**Task item:** Please report every line from the material that contains the word "реформу".

** Task input follows **

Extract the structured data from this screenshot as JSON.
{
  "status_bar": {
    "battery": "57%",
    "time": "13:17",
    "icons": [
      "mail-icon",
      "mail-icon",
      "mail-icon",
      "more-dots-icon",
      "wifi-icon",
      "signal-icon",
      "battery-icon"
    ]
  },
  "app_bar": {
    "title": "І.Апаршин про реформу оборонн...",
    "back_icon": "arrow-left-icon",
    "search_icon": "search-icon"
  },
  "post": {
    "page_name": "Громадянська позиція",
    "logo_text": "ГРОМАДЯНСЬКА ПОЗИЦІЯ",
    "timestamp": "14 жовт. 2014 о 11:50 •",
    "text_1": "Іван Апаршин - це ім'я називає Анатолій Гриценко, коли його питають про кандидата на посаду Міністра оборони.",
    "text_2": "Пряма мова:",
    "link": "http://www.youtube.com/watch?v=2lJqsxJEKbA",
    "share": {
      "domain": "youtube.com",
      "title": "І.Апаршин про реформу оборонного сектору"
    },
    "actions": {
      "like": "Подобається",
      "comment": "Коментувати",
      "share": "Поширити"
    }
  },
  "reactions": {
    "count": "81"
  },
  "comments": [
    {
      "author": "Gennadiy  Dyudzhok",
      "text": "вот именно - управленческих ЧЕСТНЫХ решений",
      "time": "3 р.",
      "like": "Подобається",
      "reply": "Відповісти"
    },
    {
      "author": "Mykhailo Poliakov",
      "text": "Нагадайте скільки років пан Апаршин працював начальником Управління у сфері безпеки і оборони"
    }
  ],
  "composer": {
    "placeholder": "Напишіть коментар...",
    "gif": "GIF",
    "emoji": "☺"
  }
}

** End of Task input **

**Result of this exercise:**
    "title": "І.Апаршин про реформу оборонн...",
      "title": "І.Апаршин про реформу оборонного сектору"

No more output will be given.